“You’re sitting at home one night and get a phone call that your husband is being medevaced and he’s coming home. They said it was for spinal injuries,” recalled Mandy Spooneybarger, caregiver to her husband, Charles, an Army Veteran.
“You have to live in your new normal. It’s stressful. It’s isolating. You have to let go of what you had. That is the hardest part. Sometimes it takes years. You can find strength from the person you are caring for. If you can, find other support.”
One place to find that support has been the American Legion Auxiliary (ALA), the world’s largest women’s patriotic service organization. The organization recently received a grant from the Elizabeth Dole Foundation’s Hidden Heroes Campaign for innovative and evidence-based programs that address the long-term needs of military caregivers, spouses, parents and loved ones caring for service members and veterans at home.
Veterans depend on caregivers
“The ALA recognizes that many veterans depend daily on their dedicated caregivers,” said Kathy Dungan, national president of the organization. “We recognize how important it is to support caregivers and address the unique stresses they face to help ensure our nation’s heroes are supported for years to come.”
At the National Veterans Creative Arts Festival (NVCAF) last fall, the grant helped the auxiliary provide several opportunities to empower caregivers and provide social support. Respite bags were handed out to each caregiver at registration. Although the event is centered around Veterans, the bags and warm welcomes from auxiliary volunteers and staff made the caregivers feel special. Programs relevant to the needs of military caregivers are typically focused on the service member or veteran, and only incidentally related to the caregiver’s role. There are gaps in needed programs, which the grant helped to address. In addition, the funding provided the opportunity to build skills and confidence as caregivers.
Caregivers need support too
Dolores Kostiw, 71, caregiver to her husband, Steve, an Air Force veteran, said, “I retired two years ago. I’m around to help do what he needs to do, make sure he gets in and out of the shower OK. If he needs help with his shoes or dressing of any sort, I can try and help him with that. It’s very hard because he’s first — I have to make sure he’s OK and everything before I can take care of myself.”
According to a Rand Corp. study, there are more than 5.5 million military and veteran caregivers in the U.S. They spend many hours tending to the visible and invisible injuries or illnesses of their loved ones. In the study, 17 percent of civilian caregivers reported spending more than 40 hours per week providing care; 12 percent of post-9/11 military caregivers and 10 percent of pre-9/11 military caregivers spent more than 40 hours per week.

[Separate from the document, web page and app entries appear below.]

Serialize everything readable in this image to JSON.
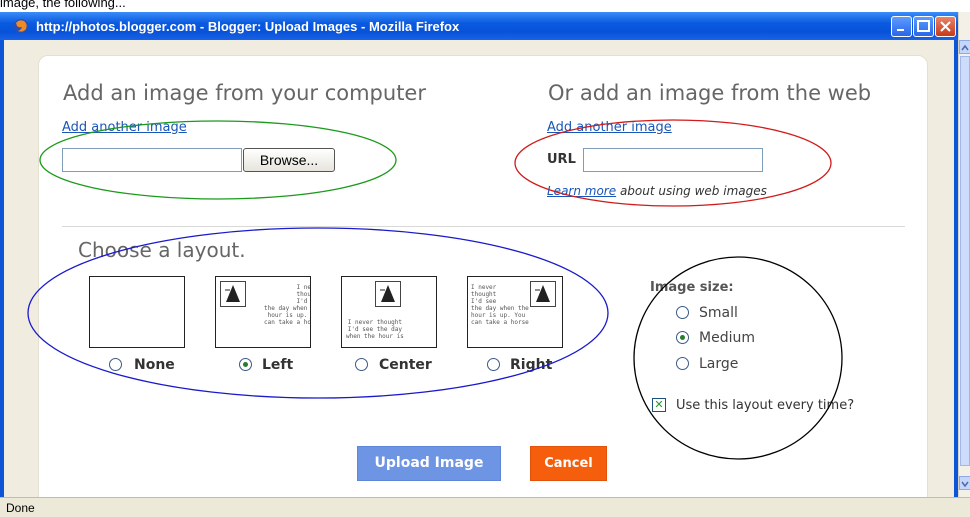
{
  "top_strip_text": "image, the following...",
  "window": {
    "title": "http://photos.blogger.com - Blogger: Upload Images - Mozilla Firefox"
  },
  "upload_computer": {
    "heading": "Add an image from your computer",
    "add_another_link": "Add another image",
    "browse_button": "Browse..."
  },
  "upload_web": {
    "heading": "Or add an image from the web",
    "add_another_link": "Add another image",
    "url_label": "URL",
    "learn_more_link": "Learn more",
    "learn_more_rest": " about using web images"
  },
  "layout": {
    "heading": "Choose a layout.",
    "options": [
      {
        "label": "None",
        "checked": false
      },
      {
        "label": "Left",
        "checked": true
      },
      {
        "label": "Center",
        "checked": false
      },
      {
        "label": "Right",
        "checked": false
      }
    ],
    "sample_text": {
      "left": "I never\nthought\nI'd see\nthe day when the\nhour is up. You\ncan take a horse",
      "center": "I never thought\nI'd see the day\nwhen the hour is",
      "right": "I never\nthought\nI'd see\nthe day when the\nhour is up. You\ncan take a horse"
    }
  },
  "image_size": {
    "title": "Image size:",
    "options": [
      {
        "label": "Small",
        "checked": false
      },
      {
        "label": "Medium",
        "checked": true
      },
      {
        "label": "Large",
        "checked": false
      }
    ]
  },
  "use_layout_checkbox": {
    "label": "Use this layout every time?",
    "checked": true,
    "mark": "✕"
  },
  "buttons": {
    "upload": "Upload Image",
    "cancel": "Cancel"
  },
  "status_text": "Done",
  "colors": {
    "titlebar": "#0a5ae0",
    "link": "#1a56b8",
    "upload_button": "#6e94e4",
    "cancel_button": "#f45e0d",
    "annotation_green": "#1a9a1a",
    "annotation_red": "#d11a1a",
    "annotation_blue": "#1a1acc",
    "annotation_black": "#000000"
  }
}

It’s OK not to be OK and ask for help
“Anger is a big thing. Address that as soon as you can,” said Spooneybarger. “Because that’s the biggest reason I see why people leave their spouses — unresolved anger. They take it out on the only safe place they know — the person holding their hand through the whole process.”
For Kostiw, it’s about finding time for herself.
“More than once, you think, I can’t do this anymore, I want to get out of it, but then he needs something, and I have to be there for him to give it to him,” she said. “Do what you can and if you can’t do it, ask for help.”
Through the educational program and social support opportunities that were offered at the NVCAF, Kostiw and others learned it was OK to not be OK and to ask for help as a caregiver. They had the opportunity to show their emotions in a welcoming environment with others in similar situations. Some also offered suggestions on how to cope, based on their own experiences.
To learn more about how to get involved in the ongoing work of supporting caregivers and to give back to veterans, the military and their families, visit www.ALAforVeterans.org.